You can use a conjunction to link words, phrases, and clauses, as in the following
example:

I ate the pizza and the pasta.


Call the movers when you are ready.

Coordinating Conjunctions
You use a coordinating conjunction ("and," "but," "or," "nor," "for," "so," or "yet") to
join individual words, phrases, and independent clauses. Note that you can also use the
conjunctions "but" and "for" as prepositions.

In the following sentences, each of the highlighted words is a co-ordinating conjunction:

Lilacs and violets are usually purple.

In this example, the co-ordinating conjunction "and" links two nouns.

This movie is particularly interesting to feminist film theorists, for the screenplay
was written by Mae West.

In this example, the co-ordinating conjunction "for" is used to link two independent
clauses.

Daniel's uncle claimed that he spent most of his youth dancing on rooftops and
swallowing goldfish.

Here the co-ordinating conjunction "and" links two participle phrases ("dancing on
rooftops" and "swallowing goldfish") which act as adverbs describing the verb "spends."

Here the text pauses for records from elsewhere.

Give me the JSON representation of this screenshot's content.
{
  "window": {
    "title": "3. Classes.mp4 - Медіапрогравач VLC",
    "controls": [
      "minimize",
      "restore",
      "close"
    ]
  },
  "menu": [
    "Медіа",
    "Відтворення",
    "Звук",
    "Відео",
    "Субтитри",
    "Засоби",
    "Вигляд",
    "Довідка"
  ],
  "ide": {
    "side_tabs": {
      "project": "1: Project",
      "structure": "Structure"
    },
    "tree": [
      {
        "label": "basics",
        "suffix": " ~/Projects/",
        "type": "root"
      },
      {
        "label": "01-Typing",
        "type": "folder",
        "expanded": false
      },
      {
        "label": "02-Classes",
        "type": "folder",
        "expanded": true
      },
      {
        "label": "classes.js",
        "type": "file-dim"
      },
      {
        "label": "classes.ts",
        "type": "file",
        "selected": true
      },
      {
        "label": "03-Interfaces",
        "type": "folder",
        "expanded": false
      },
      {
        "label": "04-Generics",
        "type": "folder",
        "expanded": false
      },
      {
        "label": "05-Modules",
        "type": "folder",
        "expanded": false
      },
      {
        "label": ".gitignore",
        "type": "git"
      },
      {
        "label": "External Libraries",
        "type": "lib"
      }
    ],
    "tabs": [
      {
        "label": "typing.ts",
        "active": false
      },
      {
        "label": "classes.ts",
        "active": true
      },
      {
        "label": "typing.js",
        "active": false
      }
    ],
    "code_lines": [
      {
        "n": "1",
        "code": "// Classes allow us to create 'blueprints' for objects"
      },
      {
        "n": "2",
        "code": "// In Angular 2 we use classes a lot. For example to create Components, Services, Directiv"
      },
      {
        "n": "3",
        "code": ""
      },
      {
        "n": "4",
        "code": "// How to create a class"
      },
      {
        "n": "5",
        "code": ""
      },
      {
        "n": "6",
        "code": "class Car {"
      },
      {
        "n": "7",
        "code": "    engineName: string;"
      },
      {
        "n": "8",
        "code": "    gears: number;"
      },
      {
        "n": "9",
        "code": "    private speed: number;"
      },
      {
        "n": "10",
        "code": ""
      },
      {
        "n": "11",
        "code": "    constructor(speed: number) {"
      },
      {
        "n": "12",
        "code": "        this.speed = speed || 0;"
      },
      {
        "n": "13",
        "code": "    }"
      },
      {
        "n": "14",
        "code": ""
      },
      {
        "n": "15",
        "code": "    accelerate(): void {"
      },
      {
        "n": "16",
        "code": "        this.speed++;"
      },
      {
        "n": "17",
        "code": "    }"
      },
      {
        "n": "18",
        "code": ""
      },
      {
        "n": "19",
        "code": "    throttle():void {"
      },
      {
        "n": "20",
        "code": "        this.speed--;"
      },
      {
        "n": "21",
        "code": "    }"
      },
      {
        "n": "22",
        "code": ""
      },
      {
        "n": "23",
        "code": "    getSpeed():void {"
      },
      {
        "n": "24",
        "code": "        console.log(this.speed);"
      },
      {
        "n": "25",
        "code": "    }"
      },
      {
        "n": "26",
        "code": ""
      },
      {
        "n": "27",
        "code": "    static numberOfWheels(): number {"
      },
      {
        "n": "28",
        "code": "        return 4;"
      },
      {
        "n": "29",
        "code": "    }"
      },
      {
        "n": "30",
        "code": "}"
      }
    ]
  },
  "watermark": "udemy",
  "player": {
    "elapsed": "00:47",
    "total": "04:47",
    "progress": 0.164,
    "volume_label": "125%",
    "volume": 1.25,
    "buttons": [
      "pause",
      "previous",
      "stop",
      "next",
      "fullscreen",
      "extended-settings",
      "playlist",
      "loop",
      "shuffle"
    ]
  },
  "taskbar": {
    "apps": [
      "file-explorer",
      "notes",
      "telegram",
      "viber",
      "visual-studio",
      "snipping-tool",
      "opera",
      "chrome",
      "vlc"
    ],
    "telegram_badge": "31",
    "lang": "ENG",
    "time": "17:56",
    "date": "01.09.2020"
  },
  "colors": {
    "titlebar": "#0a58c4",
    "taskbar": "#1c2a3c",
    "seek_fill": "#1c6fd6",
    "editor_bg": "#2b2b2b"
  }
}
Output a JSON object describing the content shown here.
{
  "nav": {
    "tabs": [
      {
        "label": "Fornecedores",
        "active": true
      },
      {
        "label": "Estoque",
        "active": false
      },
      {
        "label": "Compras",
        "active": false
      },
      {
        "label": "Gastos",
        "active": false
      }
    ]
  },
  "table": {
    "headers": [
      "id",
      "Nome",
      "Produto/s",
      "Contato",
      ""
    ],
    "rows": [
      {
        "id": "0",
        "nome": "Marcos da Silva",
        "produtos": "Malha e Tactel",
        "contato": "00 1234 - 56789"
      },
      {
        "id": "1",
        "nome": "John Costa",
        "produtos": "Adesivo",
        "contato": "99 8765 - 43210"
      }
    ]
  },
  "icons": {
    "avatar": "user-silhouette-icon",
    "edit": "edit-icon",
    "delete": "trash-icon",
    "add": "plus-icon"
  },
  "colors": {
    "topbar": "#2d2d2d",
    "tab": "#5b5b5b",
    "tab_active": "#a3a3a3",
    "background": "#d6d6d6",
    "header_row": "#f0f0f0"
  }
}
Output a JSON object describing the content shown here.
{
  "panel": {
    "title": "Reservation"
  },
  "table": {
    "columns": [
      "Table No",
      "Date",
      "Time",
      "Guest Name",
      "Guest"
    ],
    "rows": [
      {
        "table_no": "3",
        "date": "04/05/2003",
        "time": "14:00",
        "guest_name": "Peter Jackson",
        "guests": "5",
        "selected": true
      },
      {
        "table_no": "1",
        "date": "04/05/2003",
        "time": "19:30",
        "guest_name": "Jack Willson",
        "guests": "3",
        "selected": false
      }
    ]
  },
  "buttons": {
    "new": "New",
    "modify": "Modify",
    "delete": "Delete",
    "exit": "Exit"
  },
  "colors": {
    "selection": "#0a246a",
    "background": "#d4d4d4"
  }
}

Subordinating Conjunctions
A subordinating conjunction introduces a dependent clause and indicates the nature of
the relationship among the independent clause(s) and the dependent clause(s).

The most common subordinating conjunctions are "after," "although," "as," "because,"
"before," "how," "if," "once," "since," "than," "that," "though," "till," "until," "when,"
"where," "whether," and "while."

Each of the highlighted words in the following sentences is a subordinating conjunction:

After she had learned to drive, Alice felt more independent.


The subordinating conjunction "after" introduces the dependent clause "After she had
learned to drive."

If the paperwork arrives on time, your cheque will be mailed on Tuesday.

Similarly, the subordinating conjunction "if" introduces the dependent clause "If the
paperwork arrives on time."

Gerald had to begun his thesis over again when his computer crashed.

The subordinating conjunction "when" introduces the dependent clause "when his
computer crashed."

Midwifery advocates argue that home births are safer because the mother and
baby are exposed to fewer people and fewer germs.

In this sentence, the dependent clause "because the mother and baby are exposed to fewer
people and fewer germs" is introduced by the subordinating conjunction "because."